The abandoned buildings and small residential houses, which the government and real estate developers alike would love to see demolished, have made Boeung Kak the perfect urban canvas for taggers. Walking around the neighborhood, I saw several foreigners preparing a mural, a few wasted foreigners in the midday heat, and I was offered drugs and women several times. It is of the opinion of many (myself included) that it is an intentional tactic by the government to allow places such as these — prime real estate that is largely occupied by poorer families — to fall into squalor, making forced evictions and the redevelopment process easier to swallow for the public at large.

Large mural my Lisa Mam, Seth, and Peap Tarr

In Phnom Penh, two of the current graffiti stars are Lisa Mam, who is considered Cambodia’s first and definitely most successful female street artist, and Chifumi, a prolific foreigner based in Phnom Penh who helps organize the Cambodia Urban Arts Festival with the French Institute.
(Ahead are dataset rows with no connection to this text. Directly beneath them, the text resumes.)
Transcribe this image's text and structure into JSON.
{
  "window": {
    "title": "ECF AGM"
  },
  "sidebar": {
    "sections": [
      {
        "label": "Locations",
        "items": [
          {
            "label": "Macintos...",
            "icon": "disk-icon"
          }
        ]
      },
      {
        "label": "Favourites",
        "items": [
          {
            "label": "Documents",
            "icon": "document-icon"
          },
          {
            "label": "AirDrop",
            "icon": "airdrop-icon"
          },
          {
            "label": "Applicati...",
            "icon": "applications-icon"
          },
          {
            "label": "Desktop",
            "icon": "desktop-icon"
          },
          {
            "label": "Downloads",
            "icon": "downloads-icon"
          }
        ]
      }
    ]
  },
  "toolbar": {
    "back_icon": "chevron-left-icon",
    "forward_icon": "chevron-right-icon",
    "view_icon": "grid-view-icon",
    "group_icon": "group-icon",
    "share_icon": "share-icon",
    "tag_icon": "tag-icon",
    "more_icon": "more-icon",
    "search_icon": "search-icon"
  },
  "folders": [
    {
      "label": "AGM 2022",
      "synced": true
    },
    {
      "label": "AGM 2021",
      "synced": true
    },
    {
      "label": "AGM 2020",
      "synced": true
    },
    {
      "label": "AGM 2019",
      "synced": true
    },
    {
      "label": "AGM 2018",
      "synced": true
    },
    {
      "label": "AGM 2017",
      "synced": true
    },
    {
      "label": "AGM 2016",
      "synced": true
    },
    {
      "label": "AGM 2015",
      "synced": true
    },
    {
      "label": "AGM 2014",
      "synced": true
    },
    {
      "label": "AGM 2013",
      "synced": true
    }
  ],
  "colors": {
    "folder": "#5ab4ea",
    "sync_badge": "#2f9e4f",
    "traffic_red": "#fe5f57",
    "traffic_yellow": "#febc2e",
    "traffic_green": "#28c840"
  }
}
Both Mam and Chifumi combine contemporary illustration with traditional decorative styles from Khmer architecture and sculpture called Kbach (ក្បាច់). Chifumi is most recognizable for his depictions of the hyperextended fingers of traditional Cambodian Apsara dancers.    

KC.Walkerzz and Rasmaii, writing in the Khmer alphabet with Kbach elements

Traditional Cambodian subject matter, like Kbach design and Angkor Wat, is pervasive. Also found is Rahu, a bodyless god who lives in the sky and catches the moon or the sun, briefly swallowing them whole to create eclipses. I’m saddened that, given the beauty of Khmer script, I rarely see it used in street art. I think this is a testament to how foreign-oriented the scene currently is.

At the top we see “Khmer” written in Khmer, with a tag by Alias 2.0 below

A good representation of the state of Cambodian graffiti is the above tag, “ខ្មែរ” which, as the tagger helpfully translates, is the word “‘Khmer” written in Khmer letters. I assume but am not certain that this was written by a foreigner. However, the translation gives us an idea about its intended audience. 

But there are some younger Cambodian kids emerging on the scene. One active group in Boeung Kak is នគ រាជ (Noko Reaj) which means “royal kingdom.” Pictured below is a piece by the group with the members’ signatures under the Angkor Wat outline. I’ve seen many of these names involved in various tags throughout the neighborhood.

A piece by Noko Reaj

I spoke with one local resident, who had a piece on one side of her house that had been done by Lisa Mam, Peap Tarr, and Seth. She said she loved the work and hopes that the artists can help to make the neighborhood more beautiful. Not a 10-minute walk away, I asked an older woman for permission to photograph a tag on the side of her house. “Why do all you foreigners love this stuff?” she responded. “What does it mean?”

“Did they explain what they painted?” I asked her.

“They didn’t tell me anything, they didn’t ask,” she responded. “I don’t like it. This is my house.”

And so, the endless debate about graffiti continues, from NYC to Phnom Penh and everywhere in between.

Work by Thai artist Alex Face
Another work by Alex Face
Large work by Chifumi
Work by Venk, an immigrant long based in Phnom Penh, and others
“Khmer” by Rasmaii and Vong
Boeung Kak’s graffiti alley, always with people taking selfies
Beautiful tag of an owl-woman, artist unknown
Another piece by Reahu